Directions →
Retrieve each line that contains the word "title" from the entries below.

Exercise materials →
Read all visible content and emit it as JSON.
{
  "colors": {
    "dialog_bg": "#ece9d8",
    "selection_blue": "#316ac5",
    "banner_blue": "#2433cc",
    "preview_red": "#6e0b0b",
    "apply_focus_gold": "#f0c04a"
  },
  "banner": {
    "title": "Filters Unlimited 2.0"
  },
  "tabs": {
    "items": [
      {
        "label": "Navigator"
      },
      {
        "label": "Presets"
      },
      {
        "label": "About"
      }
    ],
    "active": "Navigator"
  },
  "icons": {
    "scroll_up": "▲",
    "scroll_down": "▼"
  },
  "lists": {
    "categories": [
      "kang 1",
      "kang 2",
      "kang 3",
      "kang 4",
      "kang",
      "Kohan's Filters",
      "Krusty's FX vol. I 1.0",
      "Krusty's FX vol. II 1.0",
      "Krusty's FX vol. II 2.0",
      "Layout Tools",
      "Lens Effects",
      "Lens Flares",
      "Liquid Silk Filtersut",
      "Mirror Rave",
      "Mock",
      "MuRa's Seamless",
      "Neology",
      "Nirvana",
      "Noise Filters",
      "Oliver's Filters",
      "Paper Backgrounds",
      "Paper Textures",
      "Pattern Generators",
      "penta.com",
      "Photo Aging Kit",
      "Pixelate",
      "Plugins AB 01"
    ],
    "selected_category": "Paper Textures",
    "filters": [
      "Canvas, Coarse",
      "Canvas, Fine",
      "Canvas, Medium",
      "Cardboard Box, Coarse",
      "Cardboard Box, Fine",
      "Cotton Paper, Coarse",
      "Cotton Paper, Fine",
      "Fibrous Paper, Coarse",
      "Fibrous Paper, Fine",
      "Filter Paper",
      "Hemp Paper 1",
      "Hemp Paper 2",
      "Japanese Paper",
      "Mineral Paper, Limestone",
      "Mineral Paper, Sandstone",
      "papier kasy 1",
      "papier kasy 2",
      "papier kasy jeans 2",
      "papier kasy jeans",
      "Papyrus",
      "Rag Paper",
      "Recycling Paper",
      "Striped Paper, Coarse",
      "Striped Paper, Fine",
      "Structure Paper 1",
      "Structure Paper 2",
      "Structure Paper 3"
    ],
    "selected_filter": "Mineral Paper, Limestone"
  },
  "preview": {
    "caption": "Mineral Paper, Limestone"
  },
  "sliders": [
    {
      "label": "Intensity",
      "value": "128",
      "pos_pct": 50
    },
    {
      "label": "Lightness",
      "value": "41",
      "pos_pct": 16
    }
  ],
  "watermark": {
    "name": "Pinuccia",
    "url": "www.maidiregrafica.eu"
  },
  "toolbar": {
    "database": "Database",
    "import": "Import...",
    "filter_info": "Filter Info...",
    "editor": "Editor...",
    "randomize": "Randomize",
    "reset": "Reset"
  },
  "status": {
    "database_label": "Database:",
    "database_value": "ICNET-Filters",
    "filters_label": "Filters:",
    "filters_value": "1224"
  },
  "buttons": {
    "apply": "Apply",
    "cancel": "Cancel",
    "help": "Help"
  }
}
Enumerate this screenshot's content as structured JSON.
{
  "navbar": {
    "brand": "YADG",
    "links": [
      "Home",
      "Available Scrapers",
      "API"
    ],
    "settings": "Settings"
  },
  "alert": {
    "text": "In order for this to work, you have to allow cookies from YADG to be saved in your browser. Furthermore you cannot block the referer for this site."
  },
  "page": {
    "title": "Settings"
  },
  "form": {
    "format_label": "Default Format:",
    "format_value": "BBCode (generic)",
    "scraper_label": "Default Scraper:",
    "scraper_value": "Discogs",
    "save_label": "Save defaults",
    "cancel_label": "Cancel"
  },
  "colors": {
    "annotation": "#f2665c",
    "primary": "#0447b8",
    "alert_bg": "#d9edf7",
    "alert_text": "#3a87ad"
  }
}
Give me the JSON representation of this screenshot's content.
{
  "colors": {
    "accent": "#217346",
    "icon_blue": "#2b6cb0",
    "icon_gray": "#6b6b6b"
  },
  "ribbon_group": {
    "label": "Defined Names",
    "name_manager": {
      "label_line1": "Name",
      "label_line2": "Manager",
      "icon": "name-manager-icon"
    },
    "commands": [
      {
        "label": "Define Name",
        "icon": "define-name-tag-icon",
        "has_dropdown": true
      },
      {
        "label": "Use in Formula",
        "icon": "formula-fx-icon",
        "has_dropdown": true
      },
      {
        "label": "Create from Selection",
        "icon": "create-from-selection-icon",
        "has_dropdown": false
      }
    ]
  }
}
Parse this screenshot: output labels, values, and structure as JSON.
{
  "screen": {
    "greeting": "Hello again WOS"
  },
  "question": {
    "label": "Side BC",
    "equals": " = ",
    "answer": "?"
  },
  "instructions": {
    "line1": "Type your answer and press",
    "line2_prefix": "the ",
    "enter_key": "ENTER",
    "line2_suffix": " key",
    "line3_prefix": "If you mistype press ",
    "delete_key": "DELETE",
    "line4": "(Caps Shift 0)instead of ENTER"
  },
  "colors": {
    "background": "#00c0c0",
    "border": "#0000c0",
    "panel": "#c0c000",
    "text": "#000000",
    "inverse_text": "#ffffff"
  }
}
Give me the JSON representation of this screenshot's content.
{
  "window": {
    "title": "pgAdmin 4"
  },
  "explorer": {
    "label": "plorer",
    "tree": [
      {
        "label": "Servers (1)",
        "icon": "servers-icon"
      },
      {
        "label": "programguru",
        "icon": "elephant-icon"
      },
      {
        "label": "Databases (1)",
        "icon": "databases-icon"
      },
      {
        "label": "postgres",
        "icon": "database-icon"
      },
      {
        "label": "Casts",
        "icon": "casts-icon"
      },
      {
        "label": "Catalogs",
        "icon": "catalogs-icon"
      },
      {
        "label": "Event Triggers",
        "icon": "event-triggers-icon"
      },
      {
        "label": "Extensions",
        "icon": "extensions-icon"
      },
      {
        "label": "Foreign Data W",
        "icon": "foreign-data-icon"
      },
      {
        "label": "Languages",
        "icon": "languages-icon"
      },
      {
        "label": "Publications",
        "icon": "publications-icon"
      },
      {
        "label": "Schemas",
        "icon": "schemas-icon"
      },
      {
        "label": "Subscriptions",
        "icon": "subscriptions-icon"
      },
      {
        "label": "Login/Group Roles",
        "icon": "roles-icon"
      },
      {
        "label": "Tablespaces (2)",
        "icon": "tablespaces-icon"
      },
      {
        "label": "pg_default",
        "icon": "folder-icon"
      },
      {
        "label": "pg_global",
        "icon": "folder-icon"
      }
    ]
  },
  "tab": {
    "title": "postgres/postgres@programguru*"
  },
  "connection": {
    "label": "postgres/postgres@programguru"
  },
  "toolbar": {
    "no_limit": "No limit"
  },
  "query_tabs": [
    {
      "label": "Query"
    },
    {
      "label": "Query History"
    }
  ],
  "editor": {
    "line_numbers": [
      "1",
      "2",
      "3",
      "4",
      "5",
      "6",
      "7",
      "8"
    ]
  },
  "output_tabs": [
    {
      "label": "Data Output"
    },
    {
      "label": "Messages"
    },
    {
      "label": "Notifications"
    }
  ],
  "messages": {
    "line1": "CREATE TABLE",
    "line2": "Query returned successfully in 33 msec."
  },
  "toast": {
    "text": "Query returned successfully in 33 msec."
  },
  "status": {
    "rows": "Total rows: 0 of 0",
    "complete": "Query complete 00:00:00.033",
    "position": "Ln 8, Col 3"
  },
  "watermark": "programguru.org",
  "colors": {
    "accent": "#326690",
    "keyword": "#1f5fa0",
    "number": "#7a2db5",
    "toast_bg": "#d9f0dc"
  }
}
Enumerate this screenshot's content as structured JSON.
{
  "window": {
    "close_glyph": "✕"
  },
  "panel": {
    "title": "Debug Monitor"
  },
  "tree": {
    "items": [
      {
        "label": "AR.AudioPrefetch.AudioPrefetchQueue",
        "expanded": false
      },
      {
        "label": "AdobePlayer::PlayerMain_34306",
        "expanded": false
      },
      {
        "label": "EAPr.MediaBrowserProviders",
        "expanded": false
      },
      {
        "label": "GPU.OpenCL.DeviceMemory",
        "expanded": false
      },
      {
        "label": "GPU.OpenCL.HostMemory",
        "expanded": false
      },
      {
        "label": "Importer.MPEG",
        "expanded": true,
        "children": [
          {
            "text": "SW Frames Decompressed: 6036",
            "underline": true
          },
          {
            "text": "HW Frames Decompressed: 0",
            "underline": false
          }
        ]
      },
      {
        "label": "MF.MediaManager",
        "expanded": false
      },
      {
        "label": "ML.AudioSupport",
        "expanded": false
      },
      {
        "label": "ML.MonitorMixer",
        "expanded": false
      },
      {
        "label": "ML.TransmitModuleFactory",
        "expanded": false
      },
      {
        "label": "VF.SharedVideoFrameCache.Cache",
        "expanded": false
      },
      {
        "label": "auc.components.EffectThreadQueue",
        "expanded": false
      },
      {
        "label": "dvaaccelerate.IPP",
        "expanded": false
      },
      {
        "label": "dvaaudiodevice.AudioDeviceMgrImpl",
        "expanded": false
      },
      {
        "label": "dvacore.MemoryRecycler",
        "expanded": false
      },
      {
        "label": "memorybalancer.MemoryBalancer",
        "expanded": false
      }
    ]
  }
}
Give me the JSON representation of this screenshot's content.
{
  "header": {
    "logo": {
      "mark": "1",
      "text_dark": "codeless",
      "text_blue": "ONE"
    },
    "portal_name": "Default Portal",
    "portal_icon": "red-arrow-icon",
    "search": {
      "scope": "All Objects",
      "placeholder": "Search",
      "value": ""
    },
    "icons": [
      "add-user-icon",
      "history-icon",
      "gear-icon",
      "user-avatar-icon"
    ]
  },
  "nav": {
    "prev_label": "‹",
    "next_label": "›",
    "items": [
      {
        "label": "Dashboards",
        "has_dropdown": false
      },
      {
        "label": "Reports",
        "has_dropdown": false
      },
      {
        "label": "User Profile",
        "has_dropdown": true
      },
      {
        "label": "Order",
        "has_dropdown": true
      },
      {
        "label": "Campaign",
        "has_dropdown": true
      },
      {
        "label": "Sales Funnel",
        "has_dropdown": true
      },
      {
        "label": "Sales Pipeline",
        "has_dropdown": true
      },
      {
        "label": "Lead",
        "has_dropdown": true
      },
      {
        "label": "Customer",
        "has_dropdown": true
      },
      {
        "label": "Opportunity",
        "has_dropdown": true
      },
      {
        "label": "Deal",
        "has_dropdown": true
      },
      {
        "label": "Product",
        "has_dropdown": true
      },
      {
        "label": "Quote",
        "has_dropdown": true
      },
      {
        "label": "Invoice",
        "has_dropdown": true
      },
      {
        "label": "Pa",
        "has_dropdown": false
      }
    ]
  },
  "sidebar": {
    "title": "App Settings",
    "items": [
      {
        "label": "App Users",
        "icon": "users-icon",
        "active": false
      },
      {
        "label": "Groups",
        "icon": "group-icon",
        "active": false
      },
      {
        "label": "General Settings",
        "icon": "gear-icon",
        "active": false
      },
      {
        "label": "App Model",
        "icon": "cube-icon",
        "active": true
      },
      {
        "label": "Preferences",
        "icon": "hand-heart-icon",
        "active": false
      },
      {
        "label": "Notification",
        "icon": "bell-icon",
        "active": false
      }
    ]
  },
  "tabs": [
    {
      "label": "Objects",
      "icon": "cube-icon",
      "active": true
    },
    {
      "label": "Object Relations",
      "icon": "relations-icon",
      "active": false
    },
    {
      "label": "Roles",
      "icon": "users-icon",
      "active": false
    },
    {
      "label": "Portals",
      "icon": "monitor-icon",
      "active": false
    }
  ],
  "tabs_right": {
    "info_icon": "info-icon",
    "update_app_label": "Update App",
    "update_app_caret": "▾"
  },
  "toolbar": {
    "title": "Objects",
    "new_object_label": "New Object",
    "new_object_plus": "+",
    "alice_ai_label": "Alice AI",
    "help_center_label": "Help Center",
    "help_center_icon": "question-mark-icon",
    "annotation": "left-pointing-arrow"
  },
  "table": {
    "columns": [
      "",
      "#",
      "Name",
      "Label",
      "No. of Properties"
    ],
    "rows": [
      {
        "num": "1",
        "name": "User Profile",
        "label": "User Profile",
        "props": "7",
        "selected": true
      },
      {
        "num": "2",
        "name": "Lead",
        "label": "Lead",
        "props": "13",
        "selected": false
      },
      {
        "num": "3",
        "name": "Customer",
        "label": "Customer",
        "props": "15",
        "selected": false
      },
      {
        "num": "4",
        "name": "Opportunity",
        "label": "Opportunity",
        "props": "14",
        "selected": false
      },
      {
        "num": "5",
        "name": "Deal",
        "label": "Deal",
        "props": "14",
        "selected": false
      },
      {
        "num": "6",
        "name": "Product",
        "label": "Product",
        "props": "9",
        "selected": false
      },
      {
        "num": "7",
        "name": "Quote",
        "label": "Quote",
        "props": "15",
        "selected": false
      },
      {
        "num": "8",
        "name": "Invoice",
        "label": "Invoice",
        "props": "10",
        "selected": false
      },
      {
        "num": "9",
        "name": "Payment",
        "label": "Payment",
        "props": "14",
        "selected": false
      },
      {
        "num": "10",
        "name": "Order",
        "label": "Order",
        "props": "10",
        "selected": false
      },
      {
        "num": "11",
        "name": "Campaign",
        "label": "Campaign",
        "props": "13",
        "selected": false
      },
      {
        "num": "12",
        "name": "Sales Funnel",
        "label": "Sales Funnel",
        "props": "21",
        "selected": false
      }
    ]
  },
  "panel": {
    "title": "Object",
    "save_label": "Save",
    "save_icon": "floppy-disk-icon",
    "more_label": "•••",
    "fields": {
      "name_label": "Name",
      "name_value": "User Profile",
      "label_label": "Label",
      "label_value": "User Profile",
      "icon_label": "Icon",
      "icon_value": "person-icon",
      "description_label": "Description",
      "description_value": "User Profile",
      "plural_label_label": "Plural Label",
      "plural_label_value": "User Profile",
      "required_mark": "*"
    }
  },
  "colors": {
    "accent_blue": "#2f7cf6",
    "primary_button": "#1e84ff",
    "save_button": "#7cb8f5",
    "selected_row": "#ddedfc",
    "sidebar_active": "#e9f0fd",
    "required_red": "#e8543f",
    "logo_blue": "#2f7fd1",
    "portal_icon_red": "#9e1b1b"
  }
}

Exercise solution →
    "title": "Filters Unlimited 2.0"
    "title": "Settings"
    "title": "pgAdmin 4"
    "title": "postgres/postgres@programguru*"
    "title": "Debug Monitor"
    "title": "App Settings",
    "title": "Objects",
    "title": "Object",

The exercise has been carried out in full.